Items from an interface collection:
-- Opening Marker --
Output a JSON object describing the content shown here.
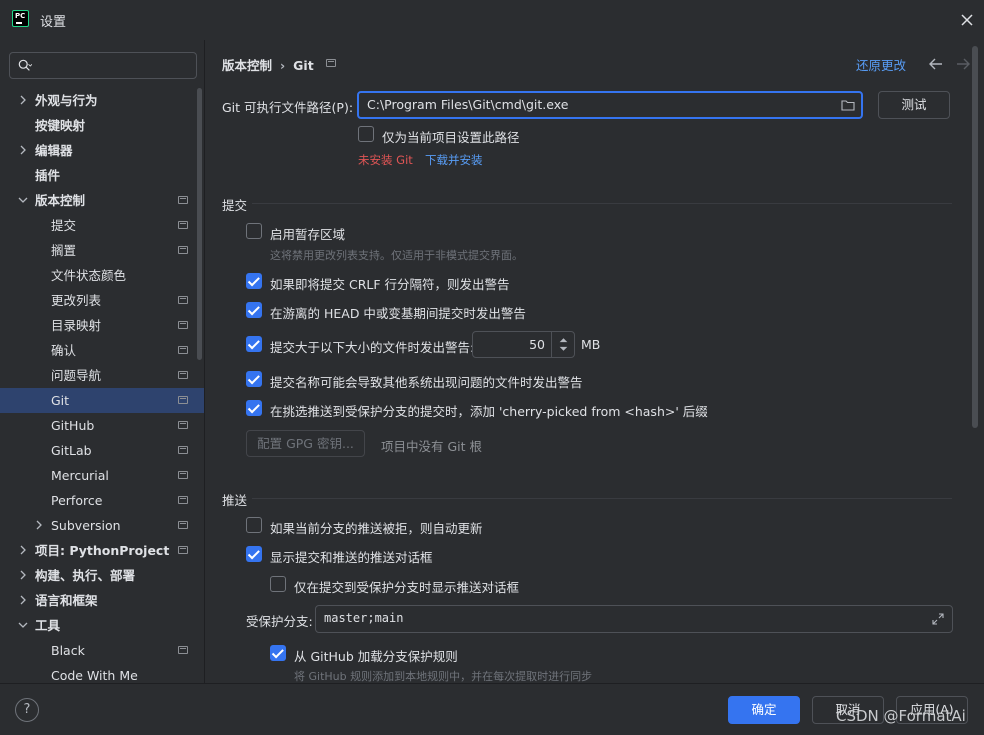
{
  "window": {
    "title": "设置",
    "logo_text": "PC"
  },
  "sidebar": {
    "search_placeholder": "",
    "items": [
      {
        "label": "外观与行为",
        "bold": true,
        "expandable": true,
        "expanded": false,
        "level": 0,
        "project": false
      },
      {
        "label": "按键映射",
        "bold": true,
        "expandable": false,
        "level": 0,
        "project": false
      },
      {
        "label": "编辑器",
        "bold": true,
        "expandable": true,
        "expanded": false,
        "level": 0,
        "project": false
      },
      {
        "label": "插件",
        "bold": true,
        "expandable": false,
        "level": 0,
        "project": false
      },
      {
        "label": "版本控制",
        "bold": true,
        "expandable": true,
        "expanded": true,
        "level": 0,
        "project": true
      },
      {
        "label": "提交",
        "level": 1,
        "project": true
      },
      {
        "label": "搁置",
        "level": 1,
        "project": true
      },
      {
        "label": "文件状态颜色",
        "level": 1,
        "project": false
      },
      {
        "label": "更改列表",
        "level": 1,
        "project": true
      },
      {
        "label": "目录映射",
        "level": 1,
        "project": true
      },
      {
        "label": "确认",
        "level": 1,
        "project": true
      },
      {
        "label": "问题导航",
        "level": 1,
        "project": true
      },
      {
        "label": "Git",
        "level": 1,
        "project": true,
        "selected": true
      },
      {
        "label": "GitHub",
        "level": 1,
        "project": true
      },
      {
        "label": "GitLab",
        "level": 1,
        "project": true
      },
      {
        "label": "Mercurial",
        "level": 1,
        "project": true
      },
      {
        "label": "Perforce",
        "level": 1,
        "project": true
      },
      {
        "label": "Subversion",
        "level": 1,
        "expandable": true,
        "expanded": false,
        "project": true
      },
      {
        "label": "项目: PythonProject",
        "bold": true,
        "expandable": true,
        "expanded": false,
        "level": 0,
        "project": true
      },
      {
        "label": "构建、执行、部署",
        "bold": true,
        "expandable": true,
        "expanded": false,
        "level": 0,
        "project": false
      },
      {
        "label": "语言和框架",
        "bold": true,
        "expandable": true,
        "expanded": false,
        "level": 0,
        "project": false
      },
      {
        "label": "工具",
        "bold": true,
        "expandable": true,
        "expanded": true,
        "level": 0,
        "project": false
      },
      {
        "label": "Black",
        "level": 1,
        "project": true
      },
      {
        "label": "Code With Me",
        "level": 1,
        "project": false
      }
    ]
  },
  "header": {
    "breadcrumb": [
      "版本控制",
      "Git"
    ],
    "breadcrumb_sep": "›",
    "reset_label": "还原更改"
  },
  "git_path": {
    "label": "Git 可执行文件路径(P):",
    "value": "C:\\Program Files\\Git\\cmd\\git.exe",
    "test_label": "测试",
    "project_only_label": "仅为当前项目设置此路径",
    "project_only_checked": false,
    "not_installed": "未安装 Git",
    "download_link": "下载并安装"
  },
  "commit": {
    "title": "提交",
    "staging_label": "启用暂存区域",
    "staging_checked": false,
    "staging_hint": "这将禁用更改列表支持。仅适用于非模式提交界面。",
    "crlf_label": "如果即将提交 CRLF 行分隔符，则发出警告",
    "crlf_checked": true,
    "detached_label": "在游离的 HEAD 中或变基期间提交时发出警告",
    "detached_checked": true,
    "size_label": "提交大于以下大小的文件时发出警告:",
    "size_checked": true,
    "size_value": "50",
    "size_unit": "MB",
    "names_label": "提交名称可能会导致其他系统出现问题的文件时发出警告",
    "names_checked": true,
    "cherry_label": "在挑选推送到受保护分支的提交时，添加 'cherry-picked from <hash>' 后缀",
    "cherry_checked": true,
    "gpg_button": "配置 GPG 密钥...",
    "no_git_root": "项目中没有 Git 根"
  },
  "push": {
    "title": "推送",
    "auto_update_label": "如果当前分支的推送被拒，则自动更新",
    "auto_update_checked": false,
    "show_dialog_label": "显示提交和推送的推送对话框",
    "show_dialog_checked": true,
    "protected_only_label": "仅在提交到受保护分支时显示推送对话框",
    "protected_only_checked": false,
    "protected_branches_label": "受保护分支:",
    "protected_branches_value": "master;main",
    "github_rules_label": "从 GitHub 加载分支保护规则",
    "github_rules_checked": true,
    "github_rules_hint": "将 GitHub 规则添加到本地规则中，并在每次提取时进行同步"
  },
  "footer": {
    "help": "?",
    "ok": "确定",
    "cancel": "取消",
    "apply": "应用(A)",
    "watermark": "CSDN @FormatAi"
  },
  "colors": {
    "accent": "#3574f0",
    "link": "#589df6",
    "error": "#e05555",
    "selection": "#2e436e"
  },
  "icons": [
    "search-icon",
    "close-icon",
    "folder-icon",
    "chevron-right-icon",
    "chevron-down-icon",
    "project-scope-icon",
    "back-arrow-icon",
    "forward-arrow-icon",
    "expand-icon",
    "help-icon"
  ]
}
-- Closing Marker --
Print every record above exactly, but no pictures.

Output a JSON object describing the content shown here.
{
  "window": {
    "title": "设置",
    "logo_text": "PC"
  },
  "sidebar": {
    "search_placeholder": "",
    "items": [
      {
        "label": "外观与行为",
        "bold": true,
        "expandable": true,
        "expanded": false,
        "level": 0,
        "project": false
      },
      {
        "label": "按键映射",
        "bold": true,
        "expandable": false,
        "level": 0,
        "project": false
      },
      {
        "label": "编辑器",
        "bold": true,
        "expandable": true,
        "expanded": false,
        "level": 0,
        "project": false
      },
      {
        "label": "插件",
        "bold": true,
        "expandable": false,
        "level": 0,
        "project": false
      },
      {
        "label": "版本控制",
        "bold": true,
        "expandable": true,
        "expanded": true,
        "level": 0,
        "project": true
      },
      {
        "label": "提交",
        "level": 1,
        "project": true
      },
      {
        "label": "搁置",
        "level": 1,
        "project": true
      },
      {
        "label": "文件状态颜色",
        "level": 1,
        "project": false
      },
      {
        "label": "更改列表",
        "level": 1,
        "project": true
      },
      {
        "label": "目录映射",
        "level": 1,
        "project": true
      },
      {
        "label": "确认",
        "level": 1,
        "project": true
      },
      {
        "label": "问题导航",
        "level": 1,
        "project": true
      },
      {
        "label": "Git",
        "level": 1,
        "project": true,
        "selected": true
      },
      {
        "label": "GitHub",
        "level": 1,
        "project": true
      },
      {
        "label": "GitLab",
        "level": 1,
        "project": true
      },
      {
        "label": "Mercurial",
        "level": 1,
        "project": true
      },
      {
        "label": "Perforce",
        "level": 1,
        "project": true
      },
      {
        "label": "Subversion",
        "level": 1,
        "expandable": true,
        "expanded": false,
        "project": true
      },
      {
        "label": "项目: PythonProject",
        "bold": true,
        "expandable": true,
        "expanded": false,
        "level": 0,
        "project": true
      },
      {
        "label": "构建、执行、部署",
        "bold": true,
        "expandable": true,
        "expanded": false,
        "level": 0,
        "project": false
      },
      {
        "label": "语言和框架",
        "bold": true,
        "expandable": true,
        "expanded": false,
        "level": 0,
        "project": false
      },
      {
        "label": "工具",
        "bold": true,
        "expandable": true,
        "expanded": true,
        "level": 0,
        "project": false
      },
      {
        "label": "Black",
        "level": 1,
        "project": true
      },
      {
        "label": "Code With Me",
        "level": 1,
        "project": false
      }
    ]
  },
  "header": {
    "breadcrumb": [
      "版本控制",
      "Git"
    ],
    "breadcrumb_sep": "›",
    "reset_label": "还原更改"
  },
  "git_path": {
    "label": "Git 可执行文件路径(P):",
    "value": "C:\\Program Files\\Git\\cmd\\git.exe",
    "test_label": "测试",
    "project_only_label": "仅为当前项目设置此路径",
    "project_only_checked": false,
    "not_installed": "未安装 Git",
    "download_link": "下载并安装"
  },
  "commit": {
    "title": "提交",
    "staging_label": "启用暂存区域",
    "staging_checked": false,
    "staging_hint": "这将禁用更改列表支持。仅适用于非模式提交界面。",
    "crlf_label": "如果即将提交 CRLF 行分隔符，则发出警告",
    "crlf_checked": true,
    "detached_label": "在游离的 HEAD 中或变基期间提交时发出警告",
    "detached_checked": true,
    "size_label": "提交大于以下大小的文件时发出警告:",
    "size_checked": true,
    "size_value": "50",
    "size_unit": "MB",
    "names_label": "提交名称可能会导致其他系统出现问题的文件时发出警告",
    "names_checked": true,
    "cherry_label": "在挑选推送到受保护分支的提交时，添加 'cherry-picked from <hash>' 后缀",
    "cherry_checked": true,
    "gpg_button": "配置 GPG 密钥...",
    "no_git_root": "项目中没有 Git 根"
  },
  "push": {
    "title": "推送",
    "auto_update_label": "如果当前分支的推送被拒，则自动更新",
    "auto_update_checked": false,
    "show_dialog_label": "显示提交和推送的推送对话框",
    "show_dialog_checked": true,
    "protected_only_label": "仅在提交到受保护分支时显示推送对话框",
    "protected_only_checked": false,
    "protected_branches_label": "受保护分支:",
    "protected_branches_value": "master;main",
    "github_rules_label": "从 GitHub 加载分支保护规则",
    "github_rules_checked": true,
    "github_rules_hint": "将 GitHub 规则添加到本地规则中，并在每次提取时进行同步"
  },
  "footer": {
    "help": "?",
    "ok": "确定",
    "cancel": "取消",
    "apply": "应用(A)",
    "watermark": "CSDN @FormatAi"
  },
  "colors": {
    "accent": "#3574f0",
    "link": "#589df6",
    "error": "#e05555",
    "selection": "#2e436e"
  },
  "icons": [
    "search-icon",
    "close-icon",
    "folder-icon",
    "chevron-right-icon",
    "chevron-down-icon",
    "project-scope-icon",
    "back-arrow-icon",
    "forward-arrow-icon",
    "expand-icon",
    "help-icon"
  ]
}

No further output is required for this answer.